### WHAT THE EXERCISE ASKS
Records appear below. Give all of them again, exactly.

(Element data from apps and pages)
::::
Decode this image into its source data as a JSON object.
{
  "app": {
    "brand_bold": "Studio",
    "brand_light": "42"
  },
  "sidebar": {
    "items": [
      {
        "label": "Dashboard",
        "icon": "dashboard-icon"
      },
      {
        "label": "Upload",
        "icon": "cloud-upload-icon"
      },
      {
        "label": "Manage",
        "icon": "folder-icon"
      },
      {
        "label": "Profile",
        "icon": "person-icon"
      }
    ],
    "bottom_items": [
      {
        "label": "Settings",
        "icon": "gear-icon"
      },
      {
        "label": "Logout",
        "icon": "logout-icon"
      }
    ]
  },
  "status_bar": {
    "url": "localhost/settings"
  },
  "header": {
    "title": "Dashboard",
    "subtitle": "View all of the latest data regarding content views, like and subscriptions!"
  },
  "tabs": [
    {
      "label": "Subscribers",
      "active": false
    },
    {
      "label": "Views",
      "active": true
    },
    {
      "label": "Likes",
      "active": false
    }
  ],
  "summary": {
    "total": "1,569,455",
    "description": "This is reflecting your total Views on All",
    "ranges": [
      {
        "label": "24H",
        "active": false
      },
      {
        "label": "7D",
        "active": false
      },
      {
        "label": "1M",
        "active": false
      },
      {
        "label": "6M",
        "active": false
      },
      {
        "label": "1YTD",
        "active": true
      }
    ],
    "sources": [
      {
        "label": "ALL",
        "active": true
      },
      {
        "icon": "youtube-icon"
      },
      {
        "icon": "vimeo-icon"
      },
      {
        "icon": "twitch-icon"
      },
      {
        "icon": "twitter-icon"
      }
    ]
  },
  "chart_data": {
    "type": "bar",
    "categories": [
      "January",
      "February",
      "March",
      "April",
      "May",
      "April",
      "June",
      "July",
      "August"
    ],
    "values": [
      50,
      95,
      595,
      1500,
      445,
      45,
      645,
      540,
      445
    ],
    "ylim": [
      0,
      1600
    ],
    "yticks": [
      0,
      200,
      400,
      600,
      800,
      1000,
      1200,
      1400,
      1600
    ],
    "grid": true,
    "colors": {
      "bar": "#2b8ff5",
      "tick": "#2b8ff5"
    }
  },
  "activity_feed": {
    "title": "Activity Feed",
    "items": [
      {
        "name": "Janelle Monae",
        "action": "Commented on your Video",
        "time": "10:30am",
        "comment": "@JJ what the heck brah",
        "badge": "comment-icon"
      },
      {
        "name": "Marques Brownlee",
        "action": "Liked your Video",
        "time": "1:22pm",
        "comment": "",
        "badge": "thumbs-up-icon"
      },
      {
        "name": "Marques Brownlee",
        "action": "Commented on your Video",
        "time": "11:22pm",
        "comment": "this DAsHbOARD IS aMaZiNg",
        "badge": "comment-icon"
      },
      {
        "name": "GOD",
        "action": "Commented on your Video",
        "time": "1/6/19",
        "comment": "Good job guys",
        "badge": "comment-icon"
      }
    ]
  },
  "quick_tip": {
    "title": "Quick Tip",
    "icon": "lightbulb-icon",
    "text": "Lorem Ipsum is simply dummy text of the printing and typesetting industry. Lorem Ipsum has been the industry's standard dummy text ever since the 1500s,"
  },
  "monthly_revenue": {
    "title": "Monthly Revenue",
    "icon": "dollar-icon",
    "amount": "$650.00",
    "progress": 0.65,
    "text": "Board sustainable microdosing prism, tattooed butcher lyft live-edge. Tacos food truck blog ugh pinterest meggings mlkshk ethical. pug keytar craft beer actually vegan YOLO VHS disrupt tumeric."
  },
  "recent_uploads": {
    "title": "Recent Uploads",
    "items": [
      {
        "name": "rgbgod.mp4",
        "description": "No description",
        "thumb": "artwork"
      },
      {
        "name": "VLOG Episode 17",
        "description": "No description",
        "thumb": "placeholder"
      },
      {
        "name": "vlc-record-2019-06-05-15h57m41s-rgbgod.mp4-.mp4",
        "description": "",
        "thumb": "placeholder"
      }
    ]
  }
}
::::
### ANSWER TO THE EXERCISE
Decode this image into its source data as a JSON object.
{
  "app": {
    "brand_bold": "Studio",
    "brand_light": "42"
  },
  "sidebar": {
    "items": [
      {
        "label": "Dashboard",
        "icon": "dashboard-icon"
      },
      {
        "label": "Upload",
        "icon": "cloud-upload-icon"
      },
      {
        "label": "Manage",
        "icon": "folder-icon"
      },
      {
        "label": "Profile",
        "icon": "person-icon"
      }
    ],
    "bottom_items": [
      {
        "label": "Settings",
        "icon": "gear-icon"
      },
      {
        "label": "Logout",
        "icon": "logout-icon"
      }
    ]
  },
  "status_bar": {
    "url": "localhost/settings"
  },
  "header": {
    "title": "Dashboard",
    "subtitle": "View all of the latest data regarding content views, like and subscriptions!"
  },
  "tabs": [
    {
      "label": "Subscribers",
      "active": false
    },
    {
      "label": "Views",
      "active": true
    },
    {
      "label": "Likes",
      "active": false
    }
  ],
  "summary": {
    "total": "1,569,455",
    "description": "This is reflecting your total Views on All",
    "ranges": [
      {
        "label": "24H",
        "active": false
      },
      {
        "label": "7D",
        "active": false
      },
      {
        "label": "1M",
        "active": false
      },
      {
        "label": "6M",
        "active": false
      },
      {
        "label": "1YTD",
        "active": true
      }
    ],
    "sources": [
      {
        "label": "ALL",
        "active": true
      },
      {
        "icon": "youtube-icon"
      },
      {
        "icon": "vimeo-icon"
      },
      {
        "icon": "twitch-icon"
      },
      {
        "icon": "twitter-icon"
      }
    ]
  },
  "chart_data": {
    "type": "bar",
    "categories": [
      "January",
      "February",
      "March",
      "April",
      "May",
      "April",
      "June",
      "July",
      "August"
    ],
    "values": [
      50,
      95,
      595,
      1500,
      445,
      45,
      645,
      540,
      445
    ],
    "ylim": [
      0,
      1600
    ],
    "yticks": [
      0,
      200,
      400,
      600,
      800,
      1000,
      1200,
      1400,
      1600
    ],
    "grid": true,
    "colors": {
      "bar": "#2b8ff5",
      "tick": "#2b8ff5"
    }
  },
  "activity_feed": {
    "title": "Activity Feed",
    "items": [
      {
        "name": "Janelle Monae",
        "action": "Commented on your Video",
        "time": "10:30am",
        "comment": "@JJ what the heck brah",
        "badge": "comment-icon"
      },
      {
        "name": "Marques Brownlee",
        "action": "Liked your Video",
        "time": "1:22pm",
        "comment": "",
        "badge": "thumbs-up-icon"
      },
      {
        "name": "Marques Brownlee",
        "action": "Commented on your Video",
        "time": "11:22pm",
        "comment": "this DAsHbOARD IS aMaZiNg",
        "badge": "comment-icon"
      },
      {
        "name": "GOD",
        "action": "Commented on your Video",
        "time": "1/6/19",
        "comment": "Good job guys",
        "badge": "comment-icon"
      }
    ]
  },
  "quick_tip": {
    "title": "Quick Tip",
    "icon": "lightbulb-icon",
    "text": "Lorem Ipsum is simply dummy text of the printing and typesetting industry. Lorem Ipsum has been the industry's standard dummy text ever since the 1500s,"
  },
  "monthly_revenue": {
    "title": "Monthly Revenue",
    "icon": "dollar-icon",
    "amount": "$650.00",
    "progress": 0.65,
    "text": "Board sustainable microdosing prism, tattooed butcher lyft live-edge. Tacos food truck blog ugh pinterest meggings mlkshk ethical. pug keytar craft beer actually vegan YOLO VHS disrupt tumeric."
  },
  "recent_uploads": {
    "title": "Recent Uploads",
    "items": [
      {
        "name": "rgbgod.mp4",
        "description": "No description",
        "thumb": "artwork"
      },
      {
        "name": "VLOG Episode 17",
        "description": "No description",
        "thumb": "placeholder"
      },
      {
        "name": "vlc-record-2019-06-05-15h57m41s-rgbgod.mp4-.mp4",
        "description": "",
        "thumb": "placeholder"
      }
    ]
  }
}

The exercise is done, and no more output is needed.